The NPRF Discretionary Portfolio (the Fund excluding the public policy investments in Bank of Ireland and Allied Irish Banks made at the direction of the Minister for Finance) earned a return of 11.7 per cent in 2010 compared with a return of 11.4 per cent to the average Irish managed pension fund. Its return on a per annum basis (annualised return) since inception in 2001 to end 2010 was 3.5 per cent compared with an annualised return to the average Irish managed pension fund of 1.6 per cent over the same period.

On foot of directions from the Minister for Finance and in anticipation of the Fund’s contribution that will be required under the EU/IMF programme, €10 billion in cash was realised by liquidating assets of the Discretionary Portfolio in two tranches in February and April 2011.

The directed investments (the public policy investments in Bank of Ireland and Allied Irish Banks made at the direction of the Minister for Finance) return during 2010 was -25.7 per cent. The negative performance of the directed investments was due to movements in ordinary share prices of both banks and revaluation of the Fund’s preference shares at year end. The preference share investments were valued at fair market value at 31 December 2010 as follows:

  • AIB 58.5 per cent of cost,
  • Bank of Ireland 79.4 per cent of cost.
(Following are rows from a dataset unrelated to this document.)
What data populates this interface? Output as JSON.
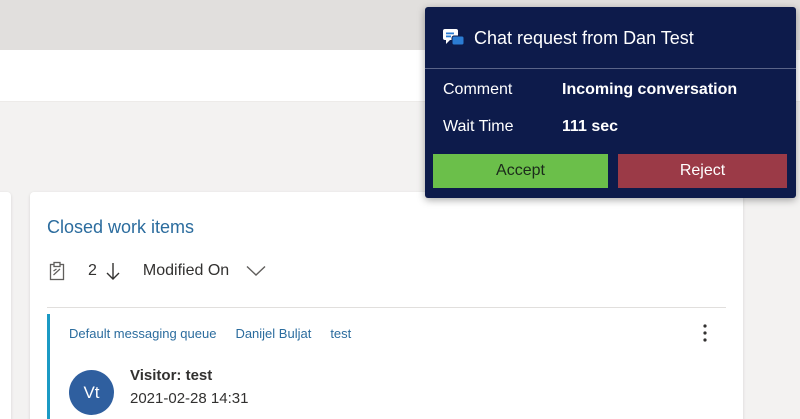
{
  "chat_request": {
    "title": "Chat request from Dan Test",
    "icon": "chat-bubble-icon",
    "comment_label": "Comment",
    "comment_value": "Incoming conversation",
    "wait_label": "Wait Time",
    "wait_value": "111 sec",
    "accept_label": "Accept",
    "reject_label": "Reject",
    "colors": {
      "background": "#0d1b4b",
      "accept": "#6bbf4a",
      "reject": "#9b3a47"
    }
  },
  "closed_items": {
    "title": "Closed work items",
    "count": "2",
    "sort_field": "Modified On",
    "icons": [
      "clipboard-icon",
      "sort-descending-icon",
      "chevron-down-icon"
    ],
    "items": [
      {
        "tags": [
          "Default messaging queue",
          "Danijel Buljat",
          "test"
        ],
        "avatar_initials": "Vt",
        "title": "Visitor: test",
        "timestamp": "2021-02-28 14:31"
      }
    ]
  }
}
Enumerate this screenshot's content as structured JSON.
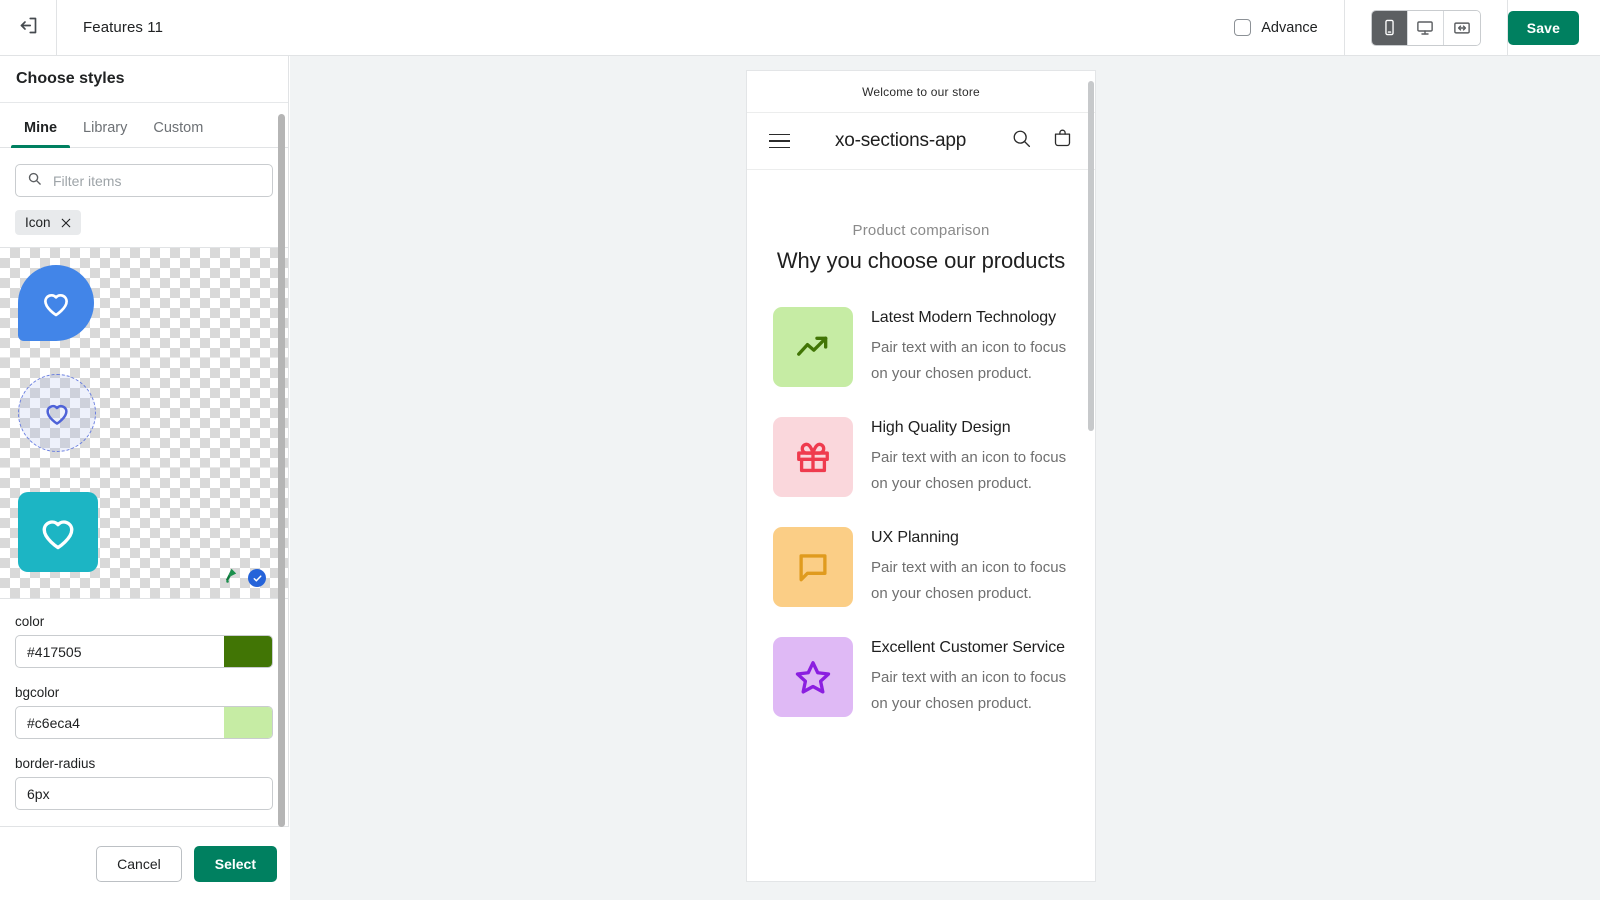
{
  "topbar": {
    "back_icon": "exit-left-icon",
    "title": "Features 11",
    "advance_label": "Advance",
    "advance_checked": false,
    "devices": [
      {
        "name": "mobile",
        "icon": "mobile-icon",
        "active": true
      },
      {
        "name": "desktop",
        "icon": "desktop-icon",
        "active": false
      },
      {
        "name": "fullwidth",
        "icon": "fullwidth-icon",
        "active": false
      }
    ],
    "save_label": "Save",
    "save_color": "#008060"
  },
  "panel": {
    "header": "Choose styles",
    "tabs": [
      {
        "label": "Mine",
        "active": true
      },
      {
        "label": "Library",
        "active": false
      },
      {
        "label": "Custom",
        "active": false
      }
    ],
    "active_tab_color": "#008060",
    "search": {
      "placeholder": "Filter items",
      "value": "",
      "icon": "search-icon"
    },
    "chips": [
      {
        "label": "Icon",
        "remove_icon": "close-icon"
      }
    ],
    "thumbnails": [
      {
        "name": "blue-pin-heart",
        "shape": "teardrop",
        "color": "#4285e8",
        "glyph": "heart-icon",
        "selected": false
      },
      {
        "name": "dashed-circle-heart",
        "shape": "dashed-circle",
        "color": "#6a7fe0",
        "glyph": "heart-icon",
        "selected": false
      },
      {
        "name": "teal-square-heart",
        "shape": "rounded-square",
        "color": "#1cb5c4",
        "glyph": "heart-icon",
        "selected": true
      }
    ],
    "thumb_badges": {
      "brush_icon": "paint-roller-icon",
      "check_icon": "check-circle-icon",
      "check_color": "#2563d9"
    },
    "fields": [
      {
        "label": "color",
        "value": "#417505",
        "swatch": "#417505"
      },
      {
        "label": "bgcolor",
        "value": "#c6eca4",
        "swatch": "#c6eca4"
      },
      {
        "label": "border-radius",
        "value": "6px",
        "swatch": null
      }
    ],
    "footer": {
      "cancel_label": "Cancel",
      "select_label": "Select"
    }
  },
  "preview": {
    "announcement": "Welcome to our store",
    "store_name": "xo-sections-app",
    "menu_icon": "hamburger-icon",
    "search_icon": "search-icon",
    "cart_icon": "shopping-bag-icon",
    "eyebrow": "Product comparison",
    "title": "Why you choose our products",
    "features": [
      {
        "title": "Latest Modern Technology",
        "description": "Pair text with an icon to focus on your chosen product.",
        "icon": "trending-up-icon",
        "icon_color": "#417505",
        "bg_color": "#c6eca4"
      },
      {
        "title": "High Quality Design",
        "description": "Pair text with an icon to focus on your chosen product.",
        "icon": "gift-icon",
        "icon_color": "#ef3b4e",
        "bg_color": "#fad7dc"
      },
      {
        "title": "UX Planning",
        "description": "Pair text with an icon to focus on your chosen product.",
        "icon": "chat-bubble-icon",
        "icon_color": "#e09b1e",
        "bg_color": "#fbce86"
      },
      {
        "title": "Excellent Customer Service",
        "description": "Pair text with an icon to focus on your chosen product.",
        "icon": "star-icon",
        "icon_color": "#8b1ee0",
        "bg_color": "#dfb9f5"
      }
    ]
  }
}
National Development Finance Agency (NDFA)

In 2010 the NDFA completed its first procurement project – four post primary schools providing accommodation for 2,700 students in Laois and Offaly were delivered within budget and occupied on time for the start of the new 2010/11 school year. Six further schools which will provide accommodation for approximately 4,700 students in Cork, Limerick, Kildare, Wicklow and Meath are due to be occupied variously between September and November 2011.

Overall, the NDFA is either acting as the procurement authority or as financial advisor on more than 50 infrastructure projects. Projects underway where the NDFA is the procuring authority include a third bundle of eight schools and third level facilities involving 15 buildings across nine campus locations.

In its financial advisory role the NDFA is supporting the National Roads Authority (NRA) in the procurement of two PPP roads projects. The preferred tenderer for the N11 (Arklow-Rathnew, incorporating Newlands Cross) scheme was appointed by the NRA in June 2011. The preferred tenderer for the N17/N18 (Gort-Tuam) scheme is expected to be appointed during the second half of 2011. The NDFA is also advising the NRA on a second tranche of motorway service areas which was launched in May 2011.

The NDFA continues to provide financial advice on a number of significant infrastructure projects in the transport, justice, waste and water sectors. The NDFA acts as financial advisor to the Health Service Executive on a number of high profile health projects including the National Paediatric Hospital, Sligo General Hospital and Galway University Hospital.

 

1 The National Asset Management Agency will be publishing its Annual Report separately.